Action item: Retrieve every line from the records in which the word "text" occurs.

Given data:

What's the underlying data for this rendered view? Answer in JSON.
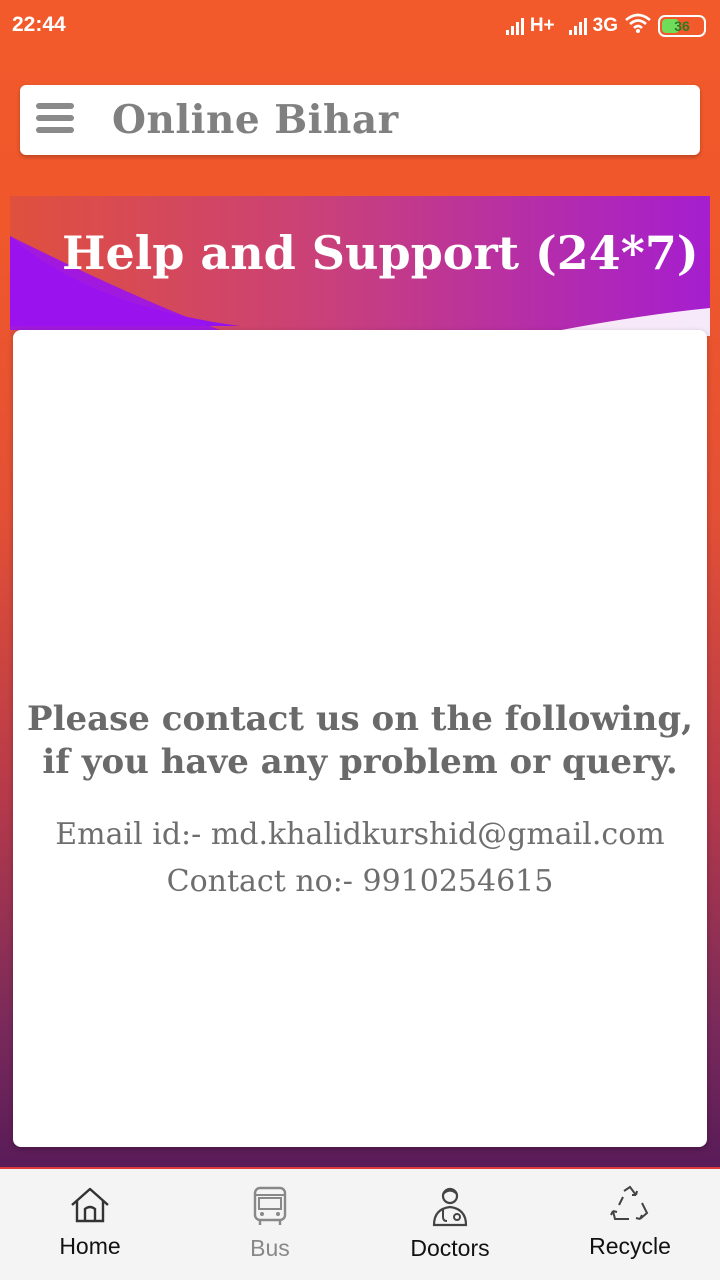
{
  "status_bar": {
    "time": "22:44",
    "network_1": "H+",
    "network_2": "3G",
    "battery": "36"
  },
  "app_bar": {
    "title": "Online Bihar"
  },
  "banner": {
    "title": "Help and Support (24*7)"
  },
  "card": {
    "heading_line1": "Please contact us on the following,",
    "heading_line2": "if you have any problem or query.",
    "email": "Email id:- md.khalidkurshid@gmail.com",
    "contact": "Contact no:- 9910254615"
  },
  "bottom_nav": {
    "items": [
      {
        "label": "Home",
        "icon": "home-icon"
      },
      {
        "label": "Bus",
        "icon": "bus-icon"
      },
      {
        "label": "Doctors",
        "icon": "doctor-icon"
      },
      {
        "label": "Recycle",
        "icon": "recycle-icon"
      }
    ]
  },
  "colors": {
    "status_bar": "#f25a2c",
    "banner_purple": "#9b1fe8",
    "banner_pink": "#c2378f",
    "title_gray": "#808080",
    "nav_border": "#e23a3a"
  }
}
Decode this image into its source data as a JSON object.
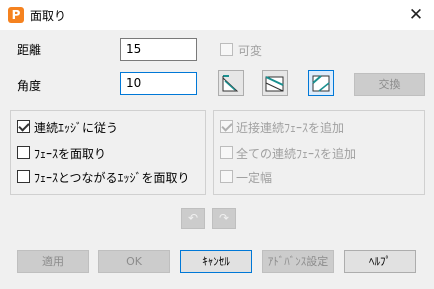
{
  "window": {
    "title": "面取り",
    "app_icon_letter": "P",
    "close_glyph": "✕"
  },
  "distance": {
    "label": "距離",
    "value": "15"
  },
  "angle": {
    "label": "角度",
    "value": "10"
  },
  "variable": {
    "label": "可変",
    "checked": false,
    "enabled": false
  },
  "chamfer_type_icons": [
    "chamfer-type-1-icon",
    "chamfer-type-2-icon",
    "chamfer-type-3-icon"
  ],
  "swap_label": "交換",
  "left_options": [
    {
      "label": "連続ｴｯｼﾞに従う",
      "checked": true
    },
    {
      "label": "ﾌｪｰｽを面取り",
      "checked": false
    },
    {
      "label": "ﾌｪｰｽとつながるｴｯｼﾞを面取り",
      "checked": false
    }
  ],
  "right_options": [
    {
      "label": "近接連続ﾌｪｰｽを追加",
      "checked": true,
      "enabled": false
    },
    {
      "label": "全ての連続ﾌｪｰｽを追加",
      "checked": false,
      "enabled": false
    },
    {
      "label": "一定幅",
      "checked": false,
      "enabled": false
    }
  ],
  "nav": {
    "undo_icon": "↶",
    "redo_icon": "↷"
  },
  "buttons": {
    "apply": "適用",
    "ok": "OK",
    "cancel": "ｷｬﾝｾﾙ",
    "advanced": "ｱﾄﾞﾊﾞﾝｽ設定",
    "help": "ﾍﾙﾌﾟ"
  },
  "colors": {
    "accent": "#0078d7",
    "app_icon": "#f5821f",
    "icon_teal": "#1a8f8f"
  }
}
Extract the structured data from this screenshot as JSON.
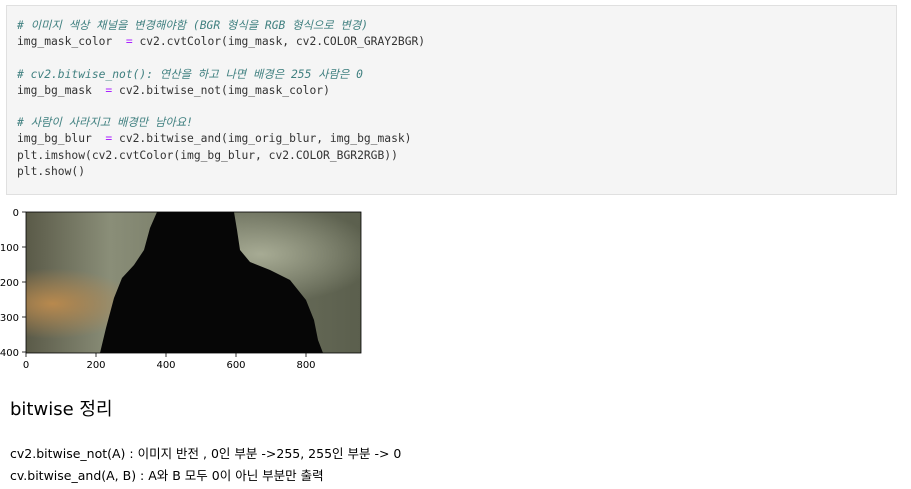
{
  "code": {
    "lines": [
      {
        "kind": "comment",
        "text": "# 이미지 색상 채널을 변경해야함 (BGR 형식을 RGB 형식으로 변경)"
      },
      {
        "kind": "code",
        "parts": [
          "img_mask_color ",
          " = ",
          "cv2.cvtColor(img_mask, cv2.COLOR_GRAY2BGR)"
        ]
      },
      {
        "kind": "blank",
        "text": ""
      },
      {
        "kind": "comment",
        "text": "# cv2.bitwise_not(): 연산을 하고 나면 배경은 255 사람은 0"
      },
      {
        "kind": "code",
        "parts": [
          "img_bg_mask ",
          " = ",
          "cv2.bitwise_not(img_mask_color)"
        ]
      },
      {
        "kind": "blank",
        "text": ""
      },
      {
        "kind": "comment",
        "text": "# 사람이 사라지고 배경만 남아요!"
      },
      {
        "kind": "code",
        "parts": [
          "img_bg_blur ",
          " = ",
          "cv2.bitwise_and(img_orig_blur, img_bg_mask)"
        ]
      },
      {
        "kind": "code",
        "parts": [
          "plt.imshow(cv2.cvtColor(img_bg_blur, cv2.COLOR_BGR2RGB))",
          "",
          ""
        ]
      },
      {
        "kind": "code",
        "parts": [
          "plt.show()",
          "",
          ""
        ]
      }
    ]
  },
  "plot": {
    "y_ticks": [
      "0",
      "100",
      "200",
      "300",
      "400"
    ],
    "x_ticks": [
      "0",
      "200",
      "400",
      "600",
      "800"
    ]
  },
  "markdown": {
    "heading": "bitwise 정리",
    "line1": "cv2.bitwise_not(A) : 이미지 반전 , 0인 부분 ->255, 255인 부분 -> 0",
    "line2": "cv.bitwise_and(A, B) : A와 B 모두 0이 아닌 부분만 출력"
  }
}
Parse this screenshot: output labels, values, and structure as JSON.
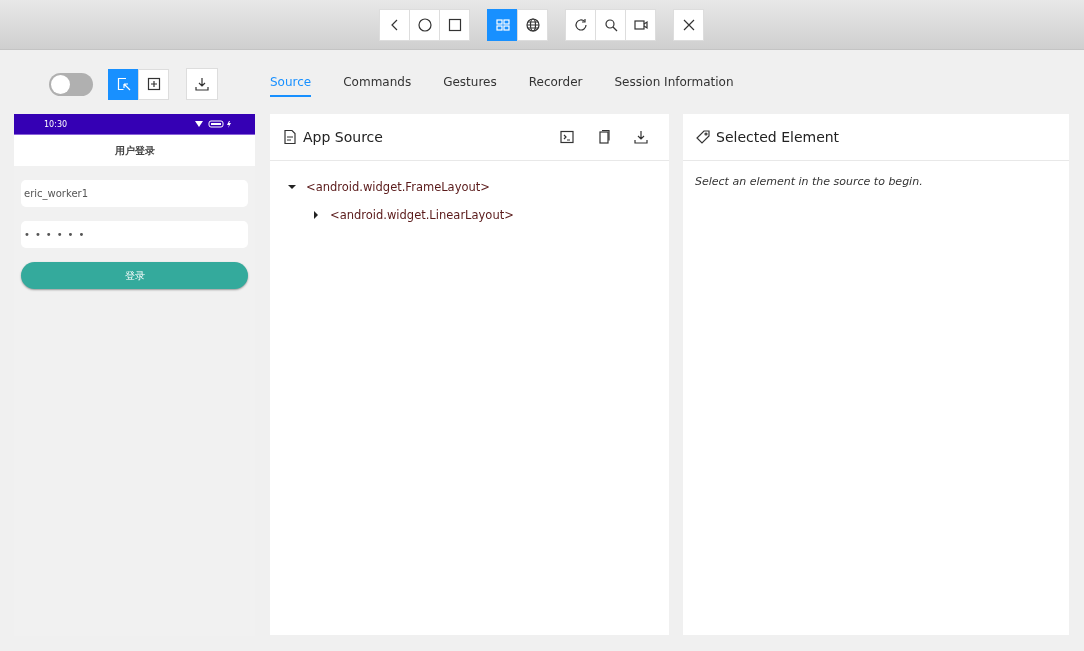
{
  "device_toolbar": [
    {
      "buttons": [
        {
          "kind": "back",
          "selected": false
        },
        {
          "kind": "home",
          "selected": false
        },
        {
          "kind": "recents",
          "selected": false
        }
      ]
    },
    {
      "buttons": [
        {
          "kind": "native",
          "selected": true
        },
        {
          "kind": "web",
          "selected": false
        }
      ]
    },
    {
      "buttons": [
        {
          "kind": "refresh",
          "selected": false
        },
        {
          "kind": "search",
          "selected": false
        },
        {
          "kind": "record",
          "selected": false
        }
      ]
    },
    {
      "buttons": [
        {
          "kind": "close",
          "selected": false
        }
      ]
    }
  ],
  "recording_toggle": {
    "on": false
  },
  "mode_buttons": [
    {
      "kind": "select",
      "selected": true
    },
    {
      "kind": "tap",
      "selected": false
    }
  ],
  "device_screen": {
    "status_time": "10:30",
    "title": "用户登录",
    "username": "eric_worker1",
    "password": "••••••",
    "login_button": "登录"
  },
  "tabs": [
    {
      "label": "Source",
      "selected": true
    },
    {
      "label": "Commands",
      "selected": false
    },
    {
      "label": "Gestures",
      "selected": false
    },
    {
      "label": "Recorder",
      "selected": false
    },
    {
      "label": "Session Information",
      "selected": false
    }
  ],
  "app_source": {
    "title": "App Source",
    "tree": [
      {
        "label": "<android.widget.FrameLayout>",
        "expanded": true,
        "children": [
          {
            "label": "<android.widget.LinearLayout>",
            "expanded": false
          }
        ]
      }
    ]
  },
  "selected_element": {
    "title": "Selected Element",
    "message": "Select an element in the source to begin."
  }
}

Result of the exercise:
        "text": "# 이미지 색상 채널을 변경해야함 (BGR 형식을 RGB 형식으로 변경)"
        "text": ""
        "text": "# cv2.bitwise_not(): 연산을 하고 나면 배경은 255 사람은 0"
        "text": ""
        "text": "# 사람이 사라지고 배경만 남아요!"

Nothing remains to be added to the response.